> What is required
Show every line in the entries below where the word "rkjsoft" appears.

> Records for this exercise
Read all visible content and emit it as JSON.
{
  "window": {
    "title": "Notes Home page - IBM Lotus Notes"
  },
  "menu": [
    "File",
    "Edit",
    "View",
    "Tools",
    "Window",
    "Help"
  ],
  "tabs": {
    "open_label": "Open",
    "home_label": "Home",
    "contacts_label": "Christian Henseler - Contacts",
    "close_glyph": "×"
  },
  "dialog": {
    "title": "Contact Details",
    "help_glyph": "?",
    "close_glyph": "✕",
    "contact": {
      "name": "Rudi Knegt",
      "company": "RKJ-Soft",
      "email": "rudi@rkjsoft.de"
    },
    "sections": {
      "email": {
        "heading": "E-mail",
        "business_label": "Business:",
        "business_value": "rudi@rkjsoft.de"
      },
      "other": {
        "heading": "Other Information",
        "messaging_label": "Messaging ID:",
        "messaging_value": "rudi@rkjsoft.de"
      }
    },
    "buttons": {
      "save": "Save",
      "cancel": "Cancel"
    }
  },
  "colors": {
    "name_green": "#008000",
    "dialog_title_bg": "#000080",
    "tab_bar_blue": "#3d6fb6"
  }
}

> Reply to the exercise
      "email": "rudi@rkjsoft.de"
        "business_value": "rudi@rkjsoft.de"
        "messaging_value": "rudi@rkjsoft.de"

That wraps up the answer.